Like many people, Jon Regen has spent much of 2016 watching and reading the news. With accounts of violence, terrorist attacks and an increasingly divisive political climate filling his mind, the New York City-based musician sat down at his piano and began putting turning his observations about the state of the world into song.
“This was me sitting in my apartment in the sweltering New York heat,” he says. “I had CNN and MSNBC on and it just seemed like a week where the world was caving in. Unarmed black men were getting killed. Then, in response, police officers were getting killed. I really wondered, ‘Are we at the apex of Armageddon?’”
Regen scribbled, “We’re all the same/things have to change,” on a piece of paper, then began filling the piece out with more ideas. “The song wrote itself in a matter of day,” he recalls. He wanted to enlist the talents of his friend, saxophonist and producer Terrace Martin (Kendrick Lamar). Martin heard the song but was unable to commit to a recording session as he was preparing for a tour with Herbie Hancock. Regen decided to record the song at his house instead. The finished version very quickly fell into place.
“It wasn’t a political statement,” he says. “It was just me saying, ‘The world is descending into chaos. Can we maybe pause that for a minute?’”
Regen recalls that just after he’d written “All The Same” he saw an unusual Facebook post from his friend Kim Bullard, of Elton John’s band. Bullard happened to be in Nice, France, during the July 15 terror attacks there.
“He wrote something like, ‘My TV’s working great. My air conditioner’s working great and I had to step over dead bodies to get back to my hotel,'" Regen says. "That was really the impetus for me to put the song online.”
Regen shot a video using his iPhone and sent it out into the world via his social media accounts and website. It began getting attention immediately, including a spot on French newspaper Nice-Matin’s front page.
“All The Same” wasn’t just a departure in how Regen works. It was, for him, the birth of an entirely different type of song than he’d written before. “I’ve never been a topical songwriter,” he says. “I’ve always been amazed by guys like Randy Newman who can channel their rage and their heartbreak over current events into moving pieces of art. But I do think we’re descending into a new place in life where maybe we need people, artists and otherwise, to not shy away from taking a stand against craziness. Things I was taught as a kid about treating people with respect and kindness? I think we could use more of it in the world.”
The reaction to “All The Same” has demonstrated to Regen that his artistic risk-taking was worthwhile. “It showed me that maybe I have more a potent voice than I was aware of,” he says. “This has made me less scared to go into places I haven’t been before.”
This isn’t the first time that Regen has taken risks. Although he began his career as a straight ahead jazz player, he began writing material in the singer-songwriter style as heard on albums, such as 2015’s Stop Time, more than a decade ago. Having studied with jazz piano legend Kenny Barron, he toured with Kyle Eastwood and Jimmy Scott. “Writing songs was a love of mine from the time I was a kid,” Regen says. “I never found a way to do that until I decided I was going to merge the freedom and the possibility of the jazz that I’d been playing with trying to write songs with words and singing.”

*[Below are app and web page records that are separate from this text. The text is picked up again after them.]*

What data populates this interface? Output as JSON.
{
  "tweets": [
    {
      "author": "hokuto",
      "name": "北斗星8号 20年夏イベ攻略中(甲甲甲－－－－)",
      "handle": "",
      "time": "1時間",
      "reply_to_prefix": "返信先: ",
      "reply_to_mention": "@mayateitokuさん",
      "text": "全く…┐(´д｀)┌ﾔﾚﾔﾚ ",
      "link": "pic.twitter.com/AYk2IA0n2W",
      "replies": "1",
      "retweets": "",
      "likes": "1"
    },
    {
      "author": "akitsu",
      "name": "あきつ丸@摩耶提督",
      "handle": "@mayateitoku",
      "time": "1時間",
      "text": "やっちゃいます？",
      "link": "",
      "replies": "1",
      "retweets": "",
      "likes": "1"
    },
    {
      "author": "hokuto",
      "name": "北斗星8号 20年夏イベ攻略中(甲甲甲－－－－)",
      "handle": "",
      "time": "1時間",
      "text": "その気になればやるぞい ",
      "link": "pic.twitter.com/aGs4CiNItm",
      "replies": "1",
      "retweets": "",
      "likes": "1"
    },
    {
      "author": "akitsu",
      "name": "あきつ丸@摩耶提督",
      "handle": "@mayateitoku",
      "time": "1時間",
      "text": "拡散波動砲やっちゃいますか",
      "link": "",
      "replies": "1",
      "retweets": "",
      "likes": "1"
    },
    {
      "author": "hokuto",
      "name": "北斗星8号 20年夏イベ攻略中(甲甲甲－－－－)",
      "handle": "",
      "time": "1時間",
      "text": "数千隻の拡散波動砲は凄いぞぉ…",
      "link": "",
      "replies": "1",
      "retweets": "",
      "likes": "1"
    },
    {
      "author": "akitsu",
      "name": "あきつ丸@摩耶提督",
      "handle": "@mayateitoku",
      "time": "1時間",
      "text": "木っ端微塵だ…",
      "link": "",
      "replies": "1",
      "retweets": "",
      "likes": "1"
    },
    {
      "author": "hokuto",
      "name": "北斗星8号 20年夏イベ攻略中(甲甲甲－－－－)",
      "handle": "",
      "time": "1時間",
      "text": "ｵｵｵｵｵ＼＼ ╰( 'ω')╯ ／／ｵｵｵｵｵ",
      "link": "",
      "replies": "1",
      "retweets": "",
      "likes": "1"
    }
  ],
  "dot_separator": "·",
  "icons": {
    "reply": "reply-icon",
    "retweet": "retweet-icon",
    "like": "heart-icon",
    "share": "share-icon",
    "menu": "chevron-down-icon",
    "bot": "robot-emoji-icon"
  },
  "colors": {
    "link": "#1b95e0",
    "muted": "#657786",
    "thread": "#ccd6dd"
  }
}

Early efforts such as Let It Go and Revolution, he says, were “bittersweet.”
“I had a lot of breakups early on and I think a lot of my songs reflected that," he says. "I got a note from a music journalist about Let It Go that read, ‘What happened to you?’”
By the time he began writing Stop Time his life had improved. He’d gotten married and discovered a new optimism that he wanted to reflect in his songs. “I thought, ‘What if I wrote about the guy who’s happy?’”
Producer Mitchell Froom (Los Lobos, Richard Thompson) encouraged him to best himself as a writer. “I’d show him a song and he’d say, ‘That’s great. Write another one.’ He was such a cheerleader and all that positive energy just found its way into the songs.”
Regen will spend the remaining months of 2016 splitting his time between shows in the U.S. and Europe. In addition to being a recording artist and songwriter, he’s a prolific music journalist whose work consistently appears in the magazine Keyboard. “I never had any designs on being a music journalist,” he says. But, having been asked to consider contributing, he decided to begin pitching idea’s to the magazine’s editor. Today, he serves as an editor-at-large for the publication.
“I’m endlessly fascinated by peoples’ creative output,” he says. “I’m also amazed at this idea of the non-accidental success story. When you constantly see somebody succeeding, it’s obviously not by mistake. What are the secrets of some of these people? I met Mitchell Froom because I did a story on the organ solo from [Crowded House’s] ‘Don’t Dream It’s Over.’ That’s one of the first times in my life I ever heard a Hammond organ. It’s been an incredibly restorative symbiosis of being a writer and a musician at the same time.”
It is also, he says, a way for him to connect with other people and learn their stories. And, maybe, in some way, help create some understanding. That very same hope that brought “All The Same” into the world.
“I think John Lennon was right when he wrote ‘Imagine,’" Regen says, "and I think if more of us imagined a world in a better place, maybe we could get there.”